Sometimes a probate heir can be represented on a contingency fee basis. For example, suppose this set of facts. A man father’s a child out of wedlock (biological father). The biological mother marries another man. The child is raised by the non-biological father as a child of the marriage bearing the same surname. The non-biological father was never told that the child was not his biological child. The non-biological father and biological mother both die. The child inherits their estate. Later, the child gets a DNA test. This is very popular now. The test reveals that he is the biological child of another man, and has biological siblings. He contacts the siblings and learns that their parents are deceased and they are in the process of probating their father’s estate. He comes in to see the probate attorney. He wants to claim a child’s share of his biological father’s estate. He has no money to pay the probate attorney. You may have reservations about whether or not the child should seek to profit in this situation. Here is what I have learned. In inheritance situations, heirs usually lose any common sense they possessed. There is something about claiming your share that gets the pot stirring. Let’s say the child has a good story to tell and convinces the probate attorney to represent him. The probate attorney can agreed to represent the client on a contingency fee basis. That means that if anything is recovered, then the attorney and the client share the recovery. Usually the contingency is from 1/3 to ½ of the recovery.

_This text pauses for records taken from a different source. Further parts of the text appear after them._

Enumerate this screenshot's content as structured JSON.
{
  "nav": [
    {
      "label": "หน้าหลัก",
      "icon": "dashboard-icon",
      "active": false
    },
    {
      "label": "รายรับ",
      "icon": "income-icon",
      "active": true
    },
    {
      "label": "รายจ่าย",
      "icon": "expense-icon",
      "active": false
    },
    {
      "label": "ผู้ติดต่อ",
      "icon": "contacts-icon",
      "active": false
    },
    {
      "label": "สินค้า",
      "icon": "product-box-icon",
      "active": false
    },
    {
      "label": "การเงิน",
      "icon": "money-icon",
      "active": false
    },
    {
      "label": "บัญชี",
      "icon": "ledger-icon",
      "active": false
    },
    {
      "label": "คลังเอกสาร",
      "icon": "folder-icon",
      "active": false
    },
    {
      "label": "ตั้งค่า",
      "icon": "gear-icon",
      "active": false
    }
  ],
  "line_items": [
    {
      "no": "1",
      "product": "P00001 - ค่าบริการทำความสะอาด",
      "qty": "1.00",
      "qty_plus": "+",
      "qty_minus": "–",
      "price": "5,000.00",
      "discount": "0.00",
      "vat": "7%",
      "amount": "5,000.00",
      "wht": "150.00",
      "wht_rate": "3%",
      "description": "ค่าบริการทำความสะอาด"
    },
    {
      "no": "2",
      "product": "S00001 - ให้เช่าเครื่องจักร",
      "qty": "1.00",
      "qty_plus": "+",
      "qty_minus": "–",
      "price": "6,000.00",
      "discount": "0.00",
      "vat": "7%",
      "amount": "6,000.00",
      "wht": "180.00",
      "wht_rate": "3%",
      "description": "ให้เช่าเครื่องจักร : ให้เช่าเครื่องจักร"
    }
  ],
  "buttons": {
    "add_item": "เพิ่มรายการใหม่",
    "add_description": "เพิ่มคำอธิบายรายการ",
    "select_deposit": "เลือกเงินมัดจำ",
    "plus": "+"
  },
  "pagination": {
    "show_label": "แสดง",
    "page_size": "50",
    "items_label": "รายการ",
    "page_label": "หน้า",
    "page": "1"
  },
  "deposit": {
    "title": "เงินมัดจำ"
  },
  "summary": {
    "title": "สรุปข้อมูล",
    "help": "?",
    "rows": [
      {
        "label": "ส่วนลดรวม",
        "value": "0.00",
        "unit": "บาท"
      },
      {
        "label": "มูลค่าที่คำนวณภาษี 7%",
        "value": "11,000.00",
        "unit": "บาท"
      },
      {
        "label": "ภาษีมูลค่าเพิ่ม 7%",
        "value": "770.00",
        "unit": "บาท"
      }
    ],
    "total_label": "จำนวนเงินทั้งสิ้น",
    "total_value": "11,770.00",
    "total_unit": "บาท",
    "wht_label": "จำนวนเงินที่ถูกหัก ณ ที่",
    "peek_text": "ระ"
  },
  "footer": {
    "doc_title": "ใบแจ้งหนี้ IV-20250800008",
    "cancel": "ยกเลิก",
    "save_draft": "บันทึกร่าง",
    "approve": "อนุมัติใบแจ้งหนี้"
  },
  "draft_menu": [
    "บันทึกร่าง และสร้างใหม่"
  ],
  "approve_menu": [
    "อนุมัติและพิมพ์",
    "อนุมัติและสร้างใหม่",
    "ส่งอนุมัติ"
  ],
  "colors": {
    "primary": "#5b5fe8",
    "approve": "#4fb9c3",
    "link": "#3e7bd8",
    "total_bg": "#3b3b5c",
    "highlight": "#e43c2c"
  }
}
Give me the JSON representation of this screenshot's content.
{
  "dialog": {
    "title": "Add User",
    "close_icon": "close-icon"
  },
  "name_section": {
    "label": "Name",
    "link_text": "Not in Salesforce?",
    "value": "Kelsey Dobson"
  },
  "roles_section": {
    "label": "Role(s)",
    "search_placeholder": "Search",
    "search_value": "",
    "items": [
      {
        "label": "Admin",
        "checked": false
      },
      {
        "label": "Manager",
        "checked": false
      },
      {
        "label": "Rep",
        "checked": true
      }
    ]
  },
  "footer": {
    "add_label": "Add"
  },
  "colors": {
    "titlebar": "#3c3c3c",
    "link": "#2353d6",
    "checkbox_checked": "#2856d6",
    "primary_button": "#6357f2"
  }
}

In case you are wondering how this child might recover from his biological father’s estate, here is how. Did the biological father name all of his biological children in his will? Usually men who do not marry the mother, and the mother remarries another man, leave it alone. They usually do not mention that they fathered a child out of wedlock. Short of naming the child did he somehow indicate that he knew of this child, or knew that he might be his child, and was intentionally omitting any provision for him in his will? For example, servicemen will sometimes state in their will that they may have fathered a child overseas and are intentionally omitting any provision for any such child in their will. If the testator (biological father) named the child or otherwise indicated such a child might exist, then nothing usually can be recovered from the biological father’s estate. If the testator did not, then it is possible to claim an omitted child’s share. The Oklahoma statutes provide for an equal share for each child who is omitted. An experienced probate, will and trust attorney can usually draft the will and trust so that a successful probate, will or trust contest is avoided. Even if the testator assets that there could not be an omitted child, it is best to still include some language that would serve to discourage an omitted child contest.
When an attorney represents a client on a contingent fee basis, which means the attorney receives a percentage of any money recovered on the client’s behalf, the attorney wins if the client wins. Thus, attorneys have every incentive to win their client’s cases. If no money is recovered, the client is not responsible for any attorney fees. In some cases it is the only way a client can have his or her case litigated. We are nation that follows the law and everyone deserves to be represented, win or lose.
As beneficial as contingency fee cases can be to a claimant, attorneys are not allowed to represent the personal representative of the probate (the administration of the estate) on a contingency fee basis for the probate itself. The attorney is required to charge an hourly fee. The judge must approve the fee before the conclusion of the probate if the fee is to be paid out of probate funds.
If you need a probate, will and trust attorney, contact Brent D. Coldiron, attorney at law, 1800 E. Memorial Road, Suite 106, Oklahoma City, OK 73131 or 2801 Parklawn Drive, Suite 503, Midwest City, OK 73110; telephone (405) 478-5655 and 737-2244. Brent has over 43 years experience handling a variety of legal matters, including probates, wills, trusts, business formation, elder law, medicaid qualification for nursing home care, corporations and guardianships. Give Brent a call, he knows what to do!